Material to process =>
=== Section Start ===

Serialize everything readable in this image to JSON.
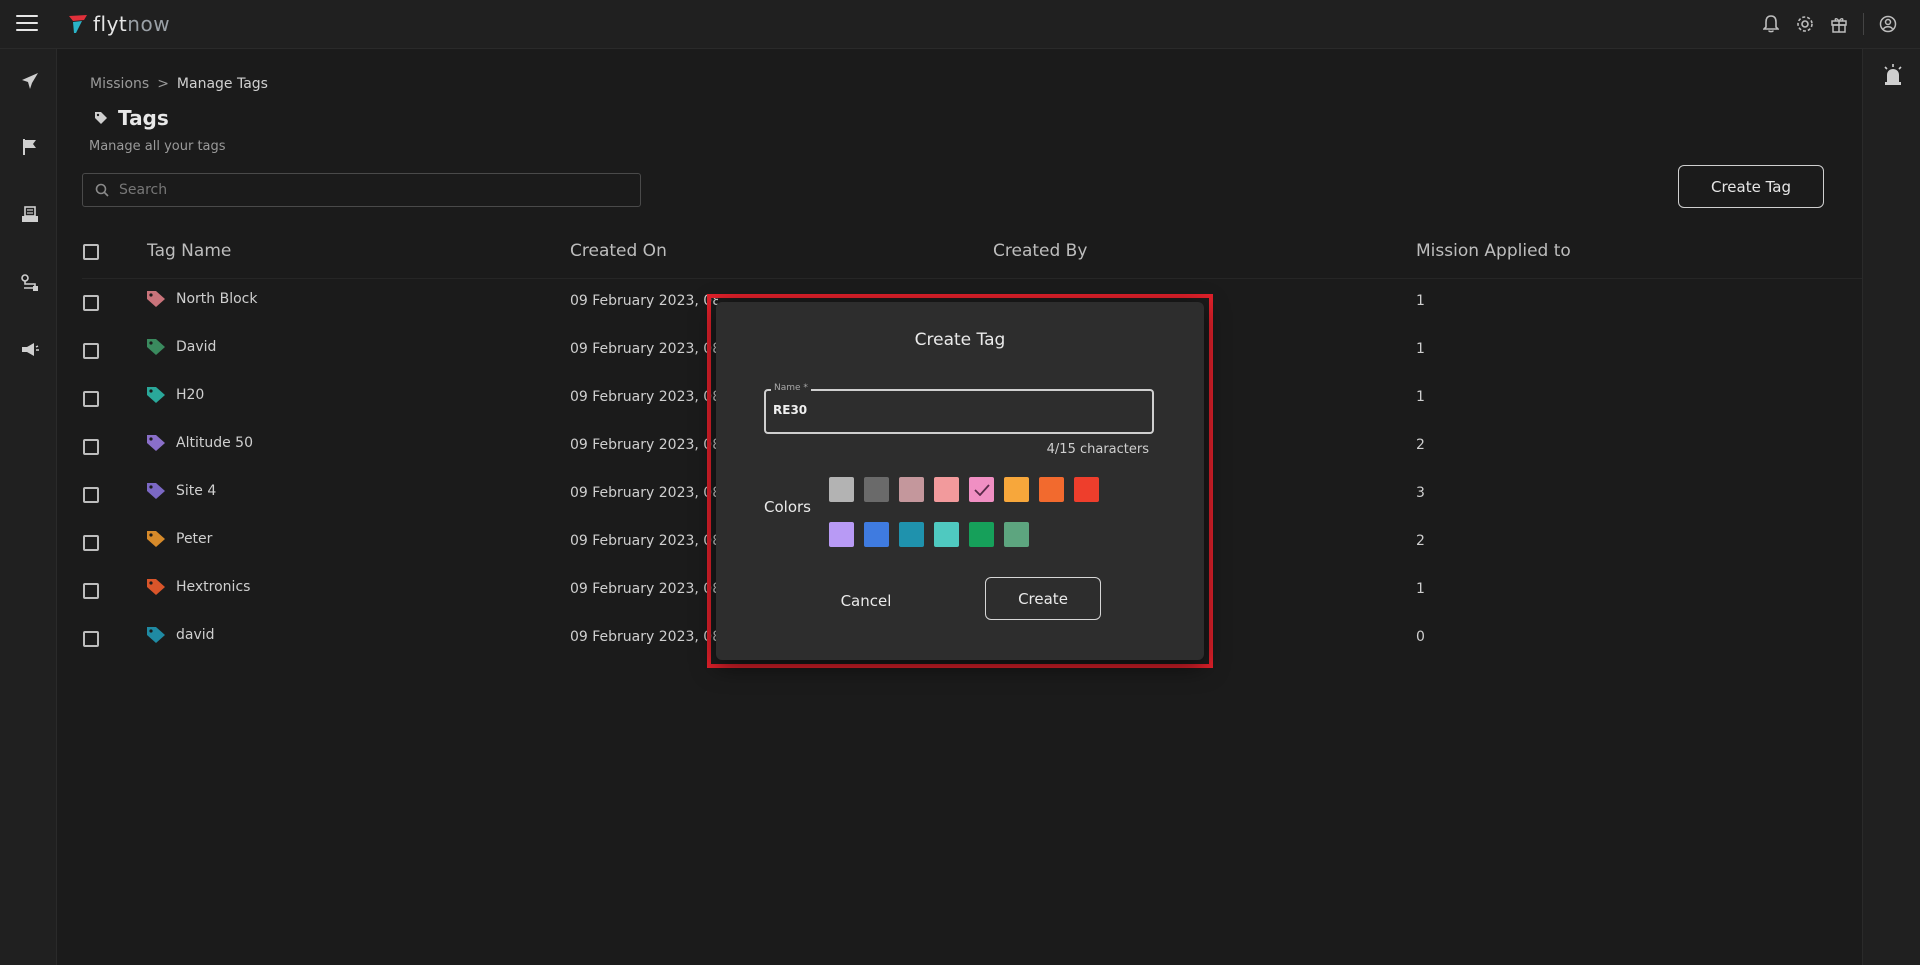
{
  "topbar": {
    "logo_brand": "flyt",
    "logo_suffix": "now",
    "icons": [
      "bell-icon",
      "gear-icon",
      "gift-icon",
      "user-circle-icon"
    ]
  },
  "sidebar": {
    "items": [
      "airplane-icon",
      "flag-icon",
      "printer-icon",
      "route-icon",
      "megaphone-icon"
    ]
  },
  "breadcrumb": {
    "parent": "Missions",
    "separator": ">",
    "current": "Manage Tags"
  },
  "page": {
    "title": "Tags",
    "subtitle": "Manage all your tags",
    "create_tag_label": "Create Tag"
  },
  "search": {
    "placeholder": "Search",
    "value": ""
  },
  "table": {
    "columns": [
      "Tag Name",
      "Created On",
      "Created By",
      "Mission Applied to"
    ],
    "rows": [
      {
        "name": "North Block",
        "color": "#c9737a",
        "created_on": "09 February 2023, 08:00 PM",
        "missions": "1"
      },
      {
        "name": "David",
        "color": "#3a8a5e",
        "created_on": "09 February 2023, 08:00 PM",
        "missions": "1"
      },
      {
        "name": "H20",
        "color": "#2aa89a",
        "created_on": "09 February 2023, 08:00 PM",
        "missions": "1"
      },
      {
        "name": "Altitude 50",
        "color": "#8a6fc9",
        "created_on": "09 February 2023, 08:00 PM",
        "missions": "2"
      },
      {
        "name": "Site 4",
        "color": "#7b68c4",
        "created_on": "09 February 2023, 08:00 PM",
        "missions": "3"
      },
      {
        "name": "Peter",
        "color": "#d68a2a",
        "created_on": "09 February 2023, 08:00 PM",
        "missions": "2"
      },
      {
        "name": "Hextronics",
        "color": "#d9552a",
        "created_on": "09 February 2023, 08:00 PM",
        "missions": "1"
      },
      {
        "name": "david",
        "color": "#1f8aa3",
        "created_on": "09 February 2023, 08:00 PM",
        "missions": "0"
      }
    ]
  },
  "modal": {
    "title": "Create Tag",
    "name_label": "Name *",
    "name_value": "RE30",
    "char_count": "4/15 characters",
    "colors_label": "Colors",
    "selected_index": 4,
    "colors": [
      "#b3b3b3",
      "#6a6a6a",
      "#c4979c",
      "#f29a9c",
      "#f08fc3",
      "#f7a73b",
      "#f26a2e",
      "#ee3e2c",
      "#b89af5",
      "#3f7be0",
      "#1f92ad",
      "#4fc9c0",
      "#16a05a",
      "#5da57f"
    ],
    "cancel_label": "Cancel",
    "create_label": "Create"
  }
}
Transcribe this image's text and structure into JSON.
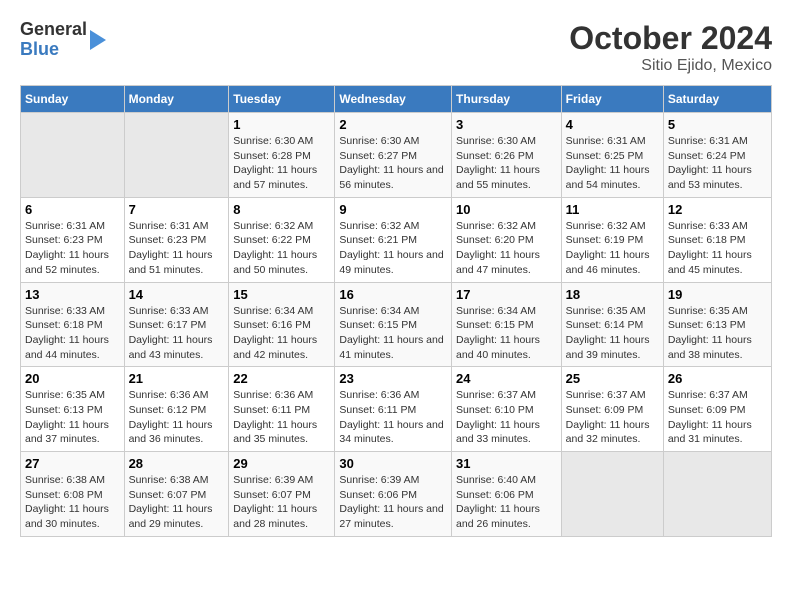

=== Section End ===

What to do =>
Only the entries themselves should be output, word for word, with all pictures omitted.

Written solution =>
Serialize everything readable in this image to JSON.
{
  "topbar": {
    "logo_brand": "flyt",
    "logo_suffix": "now",
    "icons": [
      "bell-icon",
      "gear-icon",
      "gift-icon",
      "user-circle-icon"
    ]
  },
  "sidebar": {
    "items": [
      "airplane-icon",
      "flag-icon",
      "printer-icon",
      "route-icon",
      "megaphone-icon"
    ]
  },
  "breadcrumb": {
    "parent": "Missions",
    "separator": ">",
    "current": "Manage Tags"
  },
  "page": {
    "title": "Tags",
    "subtitle": "Manage all your tags",
    "create_tag_label": "Create Tag"
  },
  "search": {
    "placeholder": "Search",
    "value": ""
  },
  "table": {
    "columns": [
      "Tag Name",
      "Created On",
      "Created By",
      "Mission Applied to"
    ],
    "rows": [
      {
        "name": "North Block",
        "color": "#c9737a",
        "created_on": "09 February 2023, 08:00 PM",
        "missions": "1"
      },
      {
        "name": "David",
        "color": "#3a8a5e",
        "created_on": "09 February 2023, 08:00 PM",
        "missions": "1"
      },
      {
        "name": "H20",
        "color": "#2aa89a",
        "created_on": "09 February 2023, 08:00 PM",
        "missions": "1"
      },
      {
        "name": "Altitude 50",
        "color": "#8a6fc9",
        "created_on": "09 February 2023, 08:00 PM",
        "missions": "2"
      },
      {
        "name": "Site 4",
        "color": "#7b68c4",
        "created_on": "09 February 2023, 08:00 PM",
        "missions": "3"
      },
      {
        "name": "Peter",
        "color": "#d68a2a",
        "created_on": "09 February 2023, 08:00 PM",
        "missions": "2"
      },
      {
        "name": "Hextronics",
        "color": "#d9552a",
        "created_on": "09 February 2023, 08:00 PM",
        "missions": "1"
      },
      {
        "name": "david",
        "color": "#1f8aa3",
        "created_on": "09 February 2023, 08:00 PM",
        "missions": "0"
      }
    ]
  },
  "modal": {
    "title": "Create Tag",
    "name_label": "Name *",
    "name_value": "RE30",
    "char_count": "4/15 characters",
    "colors_label": "Colors",
    "selected_index": 4,
    "colors": [
      "#b3b3b3",
      "#6a6a6a",
      "#c4979c",
      "#f29a9c",
      "#f08fc3",
      "#f7a73b",
      "#f26a2e",
      "#ee3e2c",
      "#b89af5",
      "#3f7be0",
      "#1f92ad",
      "#4fc9c0",
      "#16a05a",
      "#5da57f"
    ],
    "cancel_label": "Cancel",
    "create_label": "Create"
  }
}
Transcribe this image's text and structure into JSON.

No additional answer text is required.